 Low back pain/ discomfort is common with pregnancy – during pregnancy or post-delivery. Studies suggest, almost 50% of the women experience it during one or the other stage of pregnancy, having a great impact on their lifestyle, it can even make common everyday task difficult like walking, sitting, standing or sleeping.

Although the experience of low back pain is common, its causes and sources are as unique and as individualized as the pregnancy itself.

Causes – Pregnancy related low back pain can be due to various reasons, to name a few:

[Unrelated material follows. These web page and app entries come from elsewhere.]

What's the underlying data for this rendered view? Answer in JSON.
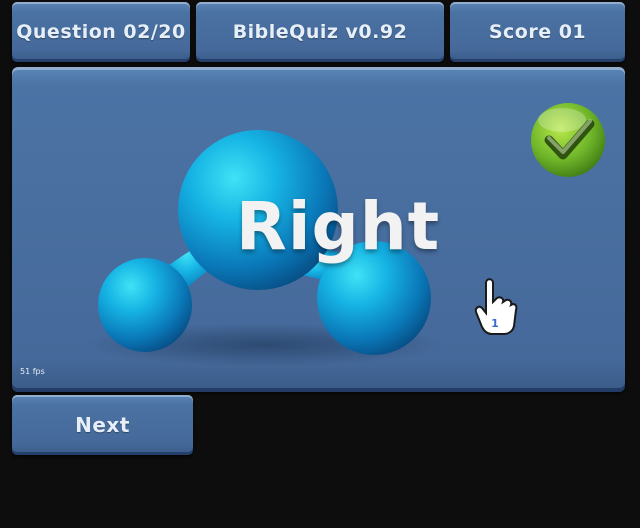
{
  "header": {
    "question": "Question 02/20",
    "title": "BibleQuiz v0.92",
    "score": "Score 01"
  },
  "result": {
    "text": "Right",
    "status_icon": "green-checkmark-icon",
    "status_color": "#6fb62a"
  },
  "fps": "51 fps",
  "cursor": {
    "icon": "hand-pointer-icon",
    "player_number": "1"
  },
  "buttons": {
    "next": "Next"
  },
  "colors": {
    "panel": "#4a72a3",
    "background": "#0d0d0d",
    "molecule": "#1fa6d8"
  }
}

  • Rapid weight gain
  • Postural balancing strategy
  • Forward shift of centre of gravity
  • Muscle imbalance
  • Hormonal changes
  • Muscle separation (rectus abdominis over stretch)
  • Pelvic ligaments overstretch – leading to instability
  • Emotional stress

Along with above causes, postnatally, the causes may be slightly different. Such as:

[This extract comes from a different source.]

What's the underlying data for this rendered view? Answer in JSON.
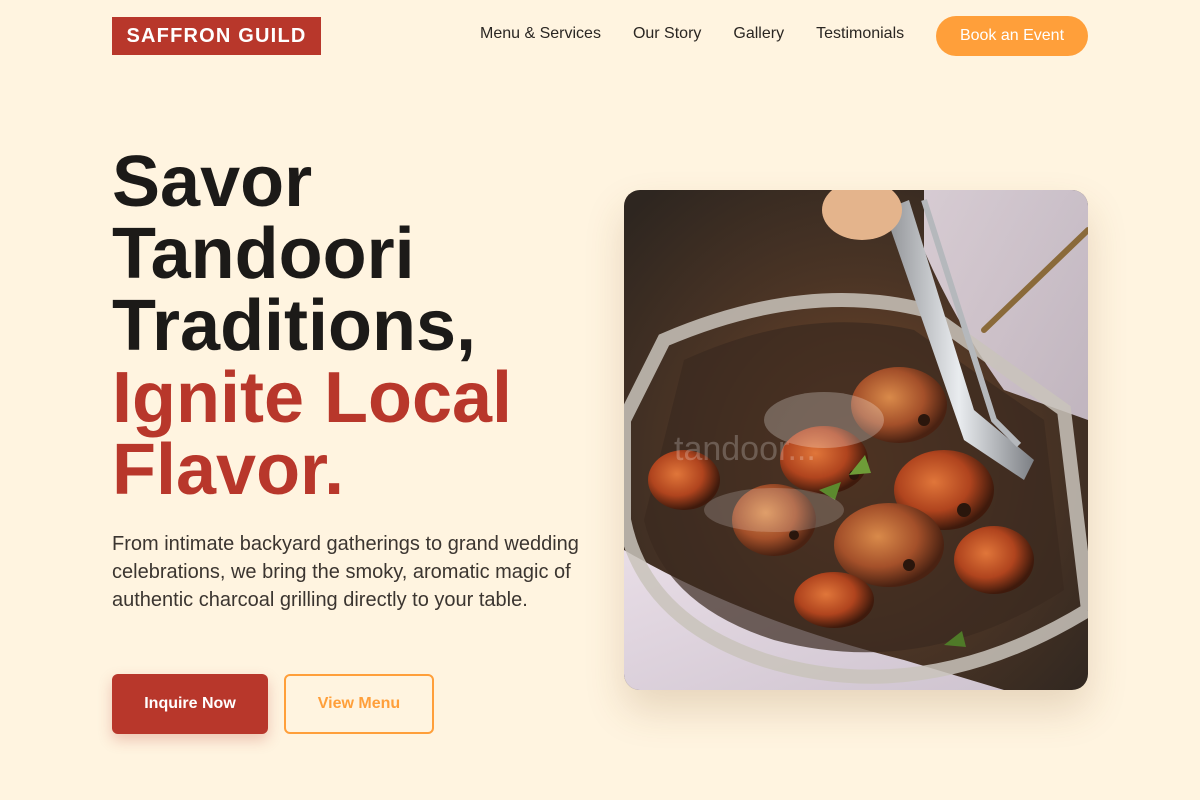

  • Overexertion while leaning and carrying the baby
  • General hormonal and muscle imbalance
  • Additional weight that remains post-delivery can exert pressure on the back
  • Diastasis-recti
  • Lack of sleep
  • Unstable lumbar spine secondary to laxity in ligaments

Treatment to reduce pain – Your physiotherapist should assess the actual cause of your low back pain and treatment should be planned according to an individual needs. Low back pain can be cured naturally without medications with the help of your physiotherapist through learning how to properly strengthen your core muscles including your pelvic floor muscles, gluteus muscles and diaphragm, improve your posture, release the necessary tight and tense areas of your body, hot compress, prenatal and postnatal massage. Additionally you can support your lower back and/or abdomen by strapping, or use pelvic support brace.

Studies suggest, continent antenatal women early in pregnancy and offering a structured Pelvic Floor Muscle Training(PFMT) programme may prevent the onset of urinary incontinence in late pregnancy and postpartum. Similarly, antenatal PFMT decreased the risk of urinary incontinence in the mid-postnatal period around 3-6 months postnatally.

Both during and after your pregnancy, you should do exercises that feel good to your body and comfortable to you, avoid doing certain movements that strain or exhaust you. And if any of those exercise or movements cause you pain/tension/discomfort/unease at any point in time, you should stop them immediately and contact your therapist or your physician.

At Balance Core Physiotherapy Centre, all physiotherapist experts have the soft hands to gently and progressively help you to relieve the pain, and also design individual exercise program to help you build up good foundations so that you have a smooth pregnancy and also recover quickly after giving birth.